"In the season, I am more focused on staying healthy and my body," Stonehouse said. "I do all my work in the offseason to get ready for the season. There is no point of kicking for like three straight hours because that is not realistic. I can go out and kick for two straight hours in the offseason all I want, but in the regular season I need to work my body and make sure I am ready."

Stonehouse went on to reference freshman long-snapper Ross Reiter, and how he is always eager to work. All he wants to do is work on snapping the football, which is how Stonehouse felt when he first got to CSU as well. Over time he established some balance within his routine though, and that is what really helped him start to make bigger strides in his game. 

Sophomore punter Ryan Stonehouse prepares to punt the ball against Nevada.   PHOTO:   Jack Starkebaum | Rocky Mountain Collegian

Sophomore punter Ryan Stonehouse prepares to punt the ball against Nevada. PHOTO: Jack Starkebaum | Rocky Mountain Collegian

 

The other key is keeping his mind right and not putting too much stress on himself. Football is a game and it is supposed to be fun, even for the specialists. With more and more punters showing their personalities on and off the field, Stonehouse has embraced being charismatic and truthfully, the sophomore does not care if that bothers you or not. 

"I think you have a little bit of personality because being a punter is obviously not the most glamorous job," Stonehouse said. "Having a personality can shine a light on those guys and highlight the unique things that they are doing and no one else is."

Stonehouse explained that branding was huge for guys like Pat McAfee, who was a longtime punter for the Colts and now hosts programs for Barstool Sports.
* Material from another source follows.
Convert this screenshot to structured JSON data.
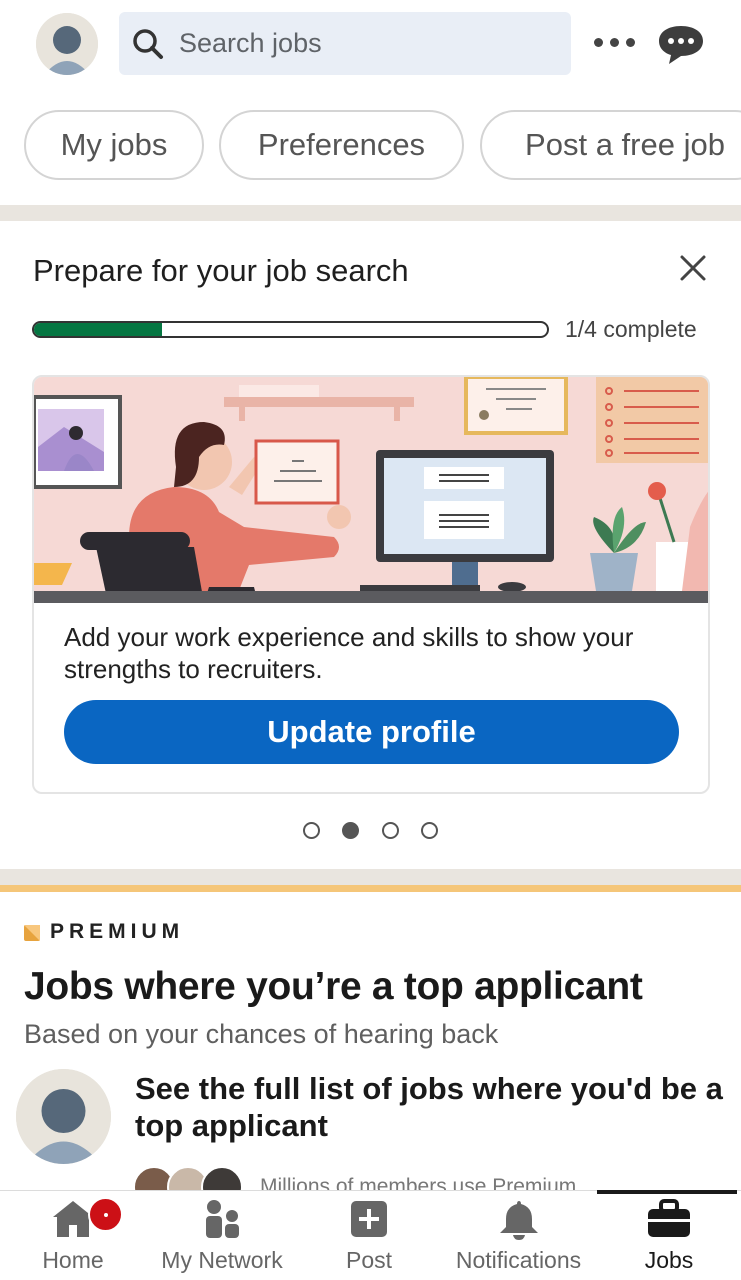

And with the overall athleticism of the position increasing by the year, he anticipates more bold punters in the future. So, do not expect Stonehouse to back down from the spotlight any time soon.

With just over one week until the Rams host Hawai'i in the season opener, Stonehouse is confident in his game and believes he is in the right mindset to accomplish his lofty goals this season. His approach may not be traditional, but is works for him and the sophomore is ready to put his talent on display.